Each year law enforcement men and women are remembered, this year another name was added to the memorial.
“I think he will be remembered as a tremendous hero,” a law enforcement officer said of Tim Buckman.
Macksville Police Officer Tim Buckman died when his patrol car was thrown 300 yards in the Greensburg tornado.
“I ask you as I will ask my family to keep the Buckman family in your prayers and think of him this day,” said Attorney General Stephen Six.
“We gather here in Kansas to honor him and to honor all of the law enforcement officers that have made the ultimate sacrifice,” Governor Kathleen Sebelius said.
The Buckman's are not alone, sharing in the pain are 259 other Kansas’ families among them, Marilyn Goodheart’s, “My husband has given his life and out other friends that have given their life is important to the family to know they are not forgotten.”
Marilyn's husband Master Trooper Dean Goodheart was killed in 1995 when he was struck by a car on a routine stop.

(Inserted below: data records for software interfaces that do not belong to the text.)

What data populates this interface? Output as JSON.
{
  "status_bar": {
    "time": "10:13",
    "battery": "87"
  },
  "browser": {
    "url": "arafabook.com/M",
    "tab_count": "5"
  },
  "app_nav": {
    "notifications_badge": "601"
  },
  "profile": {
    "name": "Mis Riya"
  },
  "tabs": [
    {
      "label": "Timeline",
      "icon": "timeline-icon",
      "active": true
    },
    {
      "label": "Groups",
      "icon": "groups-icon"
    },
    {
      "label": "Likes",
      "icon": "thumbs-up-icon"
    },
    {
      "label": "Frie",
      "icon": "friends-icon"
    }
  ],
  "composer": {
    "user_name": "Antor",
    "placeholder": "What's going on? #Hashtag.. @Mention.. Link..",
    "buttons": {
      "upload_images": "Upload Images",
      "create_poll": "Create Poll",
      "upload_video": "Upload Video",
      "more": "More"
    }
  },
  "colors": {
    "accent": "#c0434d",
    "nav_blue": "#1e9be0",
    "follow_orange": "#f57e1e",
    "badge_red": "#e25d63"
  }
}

His death lead to the “Goodheart Law” requiring cars to slow down and move over for emergency vehicles.
“Of course families think about it everyday but it is important we remember,” Goodheart said.
“Our hope is to return next year and honor the officers that served and paid this ultimate sacrifice and our hope is that next year there wont be any more to add to the list,” said Six.
“On behalf of all Kansans I want to say thank you to the Buckman family, thank you to the law enforcement officers," Sebelius said.
No doubt a difficult day for law enforcement families who have lost a family member.
Tim Buckman's name will soon be added to the National Memorial Dedicated to fallen officers In Washington DC.